“Heathered” – writing exercise
The name Heather has featured in a lot of my writing, and she’s always the same sort of character: self-loathing, lost, lonely. One day I hope she’ll come out full fledged.
This challenge was to choose a random sentence from a nearby paperback, then write a short story wherein each sentence started with the next word in the original sentence.
Mine was from Joseph Heller’s Catch-22:
At first there were just their own three girls in the dimly-lit drab brown sitting room that stood at the juncture of three murky hallways leading in separate directions to the distant recesses of the strange and marvelous bordello.
And this is my short:
At midnight – every midnight – Heather would make her way to the corner shop, where she met up with Johann as he finished work. First she would hand over the small, wrapped package, then together they would enjoy the riches therein behind the storage shed in the lane-way. There they would find themselves high as hell and Johann would throw her up against the brick wall for a few minutes. Were it a more serious affair, he might then have walked her home to her place and shared a bed with her, but there was nothing more to it than the drugs and the fucking.
Just as Heather had expected, Johann was a fantastic lover but a shitty boyfriend.

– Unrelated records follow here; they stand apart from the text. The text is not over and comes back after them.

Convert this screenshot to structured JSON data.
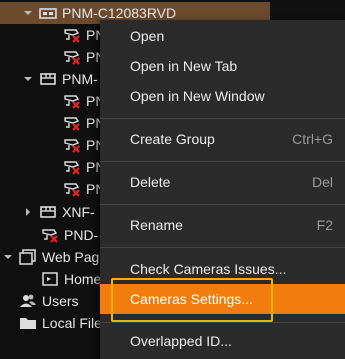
{
  "tree": {
    "device1": {
      "label": "PNM-C12083RVD"
    },
    "device1_children": [
      "PN",
      "PN"
    ],
    "device2": {
      "label": "PNM-"
    },
    "device2_children": [
      "PN",
      "PN",
      "PN",
      "PN",
      "PN"
    ],
    "device3": {
      "label": "XNF-"
    },
    "device4": {
      "label": "PND-"
    },
    "web_pages": {
      "label": "Web Pag"
    },
    "home": {
      "label": "Home"
    },
    "users": {
      "label": "Users"
    },
    "local_files": {
      "label": "Local File"
    }
  },
  "context_menu": {
    "open": "Open",
    "open_new_tab": "Open in New Tab",
    "open_new_window": "Open in New Window",
    "create_group": "Create Group",
    "create_group_shortcut": "Ctrl+G",
    "delete": "Delete",
    "delete_shortcut": "Del",
    "rename": "Rename",
    "rename_shortcut": "F2",
    "check_cameras_issues": "Check Cameras Issues...",
    "cameras_settings": "Cameras Settings...",
    "overlapped_id": "Overlapped ID..."
  },
  "colors": {
    "highlight": "#f07d0e",
    "focus_outline": "#f5b400",
    "selected_row": "#6b4a2d",
    "error_x": "#e8231c"
  }
}
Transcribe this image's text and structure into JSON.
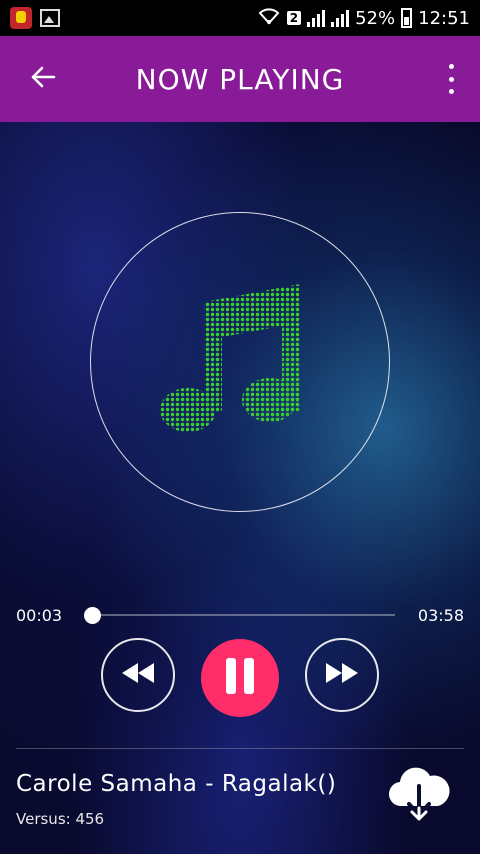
{
  "status_bar": {
    "sim_badge": "2",
    "battery": "52%",
    "time": "12:51"
  },
  "app_bar": {
    "title": "NOW PLAYING"
  },
  "player": {
    "current_time": "00:03",
    "total_time": "03:58",
    "progress": 0.013
  },
  "track": {
    "title": "Carole Samaha - Ragalak()",
    "version": "Versus: 456"
  },
  "colors": {
    "app_bar": "#8a1b98",
    "play_button": "#ff2d6a",
    "note": "#39d12e"
  }
}
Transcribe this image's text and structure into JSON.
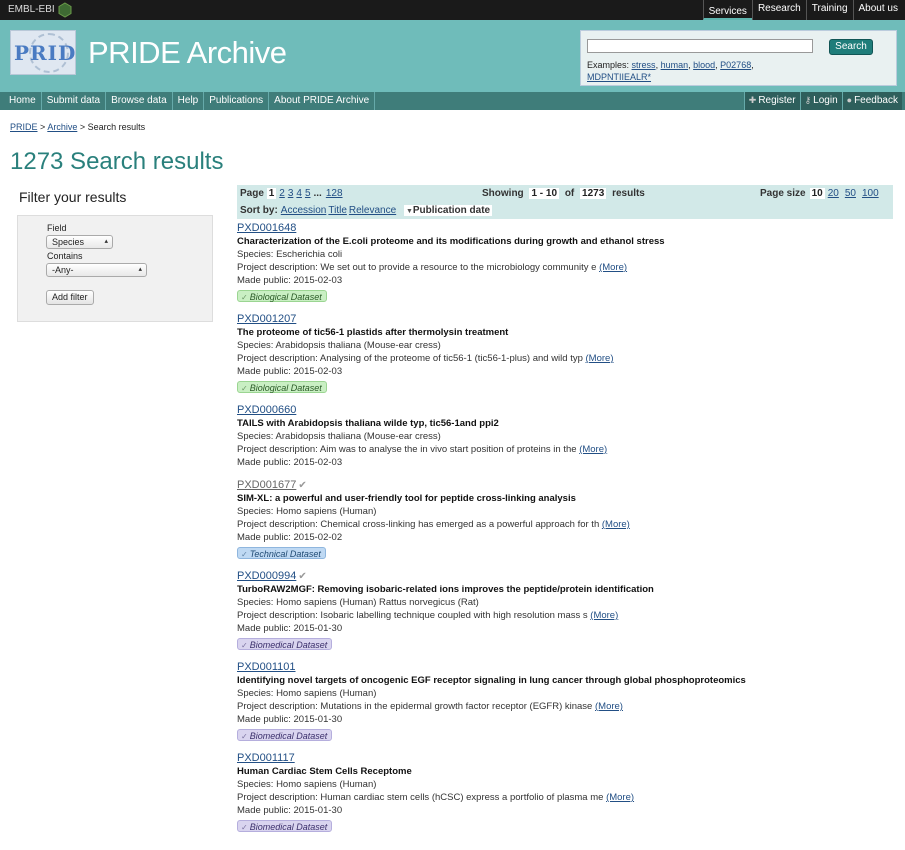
{
  "topbar": {
    "logo": "EMBL-EBI",
    "nav": [
      {
        "label": "Services",
        "active": true
      },
      {
        "label": "Research",
        "active": false
      },
      {
        "label": "Training",
        "active": false
      },
      {
        "label": "About us",
        "active": false
      }
    ]
  },
  "masthead": {
    "logo_text": "PRIDE",
    "title": "PRIDE Archive",
    "search": {
      "placeholder": "",
      "button": "Search",
      "examples_label": "Examples:",
      "examples": [
        "stress",
        "human",
        "blood",
        "P02768",
        "MDPNTIIEALR*"
      ]
    }
  },
  "main_nav": {
    "items": [
      "Home",
      "Submit data",
      "Browse data",
      "Help",
      "Publications",
      "About PRIDE Archive"
    ],
    "right": [
      "Register",
      "Login",
      "Feedback"
    ]
  },
  "breadcrumb": {
    "items": [
      "PRIDE",
      "Archive"
    ],
    "sep": ">",
    "current": "Search results"
  },
  "page_title": "1273 Search results",
  "filter": {
    "heading": "Filter your results",
    "field_label": "Field",
    "field_value": "Species",
    "contains_label": "Contains",
    "contains_value": "-Any-",
    "add_button": "Add filter"
  },
  "results_header": {
    "page_label": "Page",
    "pages": [
      "1",
      "2",
      "3",
      "4",
      "5",
      "...",
      "128"
    ],
    "current_page": "1",
    "showing_label": "Showing",
    "showing_range": "1 - 10",
    "of_label": "of",
    "total": "1273",
    "results_label": "results",
    "page_size_label": "Page size",
    "page_sizes": [
      "10",
      "20",
      "50",
      "100"
    ],
    "current_page_size": "10",
    "sort_label": "Sort by:",
    "sort_options": [
      "Accession",
      "Title",
      "Relevance"
    ],
    "sort_active": "Publication date"
  },
  "results": [
    {
      "accession": "PXD001648",
      "title": "Characterization of the E.coli proteome and its modifications during growth and ethanol stress",
      "species": "Species: Escherichia coli",
      "description": "Project description: We set out to provide a resource to the microbiology community e",
      "more": "(More)",
      "made_public": "Made public: 2015-02-03",
      "badge": "Biological Dataset",
      "badge_type": "bio"
    },
    {
      "accession": "PXD001207",
      "title": "The proteome of tic56-1 plastids after thermolysin treatment",
      "species": "Species: Arabidopsis thaliana (Mouse-ear cress)",
      "description": "Project description: Analysing of the proteome of tic56-1 (tic56-1-plus) and wild typ",
      "more": "(More)",
      "made_public": "Made public: 2015-02-03",
      "badge": "Biological Dataset",
      "badge_type": "bio"
    },
    {
      "accession": "PXD000660",
      "title": "TAILS with Arabidopsis thaliana wilde typ, tic56-1and ppi2",
      "species": "Species: Arabidopsis thaliana (Mouse-ear cress)",
      "description": "Project description: Aim was to analyse the in vivo start position of proteins in the",
      "more": "(More)",
      "made_public": "Made public: 2015-02-03",
      "badge": "",
      "badge_type": ""
    },
    {
      "accession": "PXD001677",
      "title": "SIM-XL: a powerful and user-friendly tool for peptide cross-linking analysis",
      "species": "Species: Homo sapiens (Human)",
      "description": "Project description: Chemical cross-linking has emerged as a powerful approach for th",
      "more": "(More)",
      "made_public": "Made public: 2015-02-02",
      "badge": "Technical Dataset",
      "badge_type": "tech"
    },
    {
      "accession": "PXD000994",
      "title": "TurboRAW2MGF: Removing isobaric-related ions improves the peptide/protein identification",
      "species": "Species: Homo sapiens (Human) Rattus norvegicus (Rat)",
      "description": "Project description: Isobaric labelling technique coupled with high resolution mass s",
      "more": "(More)",
      "made_public": "Made public: 2015-01-30",
      "badge": "Biomedical Dataset",
      "badge_type": "biomed"
    },
    {
      "accession": "PXD001101",
      "title": "Identifying novel targets of oncogenic EGF receptor signaling in lung cancer through global phosphoproteomics",
      "species": "Species: Homo sapiens (Human)",
      "description": "Project description: Mutations in the epidermal growth factor receptor (EGFR) kinase",
      "more": "(More)",
      "made_public": "Made public: 2015-01-30",
      "badge": "Biomedical Dataset",
      "badge_type": "biomed"
    },
    {
      "accession": "PXD001117",
      "title": "Human Cardiac Stem Cells Receptome",
      "species": "Species: Homo sapiens (Human)",
      "description": "Project description: Human cardiac stem cells (hCSC) express a portfolio of plasma me",
      "more": "(More)",
      "made_public": "Made public: 2015-01-30",
      "badge": "Biomedical Dataset",
      "badge_type": "biomed"
    }
  ]
}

Their relationship had barely budged from a casual fling, but should she so much as look in another man’s direction she would find him all over her, and not in the good way. Own insecurities aside, Heather considered herself to be deserving of slightly more than a foreign man with an accent so thick she could barely understand the various lies he thought she wanted to hear.
Three years before, she had been engaged to marry a pianist – Louis the Frenchman. Girls were an unfortunate fondness of his, and try as she might she could not be all the girls to this one man. In retrospect, she would never have been able to fit her wife-shaped body into a whore-shaped hole.
The lane-way was bathed in a cool moonlight, and Johann had passed out face-down in the dirt next to her. Dimly-lit houses blinked out at their tryst – houses with mothers and televisions and porridge, or so she imagined. Drab but safe. Brown but satisfying. Sitting on cold cobble stones with a man half her age and with possibly an even lower IQ was not what Heather had planned for herself, not by a long shot. Room to further her career and make a name for herself, sure, but definitely not the same security that came from a man who would kiss her as she walked through the door and wake her with a coffee on a Sunday morning. That was the dream.
Stood at the end of the lane was one of the few phone booths that remained in the neighbourhood. At one time in her life, Heather had used it to make calls to her mother after Louis had kicked her out. The old woman was never sympathetic, only telling her that she should go back to him and fix whatever it was that she was clearly doing wrong by him. Juncture, it was, of her mother and father’s tumultuous forty-year marriage and Heather’s following along in the same adulterous footsteps – she knew the old woman had good intentions. Of course, that wasn’t much good to her when she stood, alone, in the dark night, looking for a safe place to go.
Three years: Heather found it hard to believe that it had been so long since she’d stood inside of Louis’s magic smell and been mesmerised, captivated. Murky memories often pushed their way into the forefront of her mind and sat there, taunting her, challenging her to open her heart to breaking once again. Hallways twisted around the years she had spent not pleasing the Frenchman, always feeling as though she should have been able to offer him more than she had.
Leading him by the hand, she took Johann from his stone bed to the bus stop. In five minutes, a steel tomb would trudge up the street and take him away from her for another night. Separate houses. Directions spiralling out from the corner store, miles apart. To Johann, none of that mattered a dot – Heather was merely one of many Australian girls he spent time with. The less she knew about that the better, and she never asked. Distant images of finding Louis wrapped around her sister in their own bed sprung to mind, but she had moderate success in pushing them away.
Recesses created a dangerous return path, and in her heady state she found herself stumbling and tripping on cracks that might not even have been there. Of all the roads she could have chosen, this was the worst of all. The glow of street lamps was not enough to help her to find her way. Strange sounds crept out from behind rubbish bins and unruly hedges and Heather found the world swimming around her.
And then she fell, and her head hit the concrete footpath with a thud so loud it startled a family of possums from their hiding place in the trees above. Marvellous images of life and love danced in front of her eyes before she blacked out. Bordello of Louis and Johann; Heather as their own personal whore.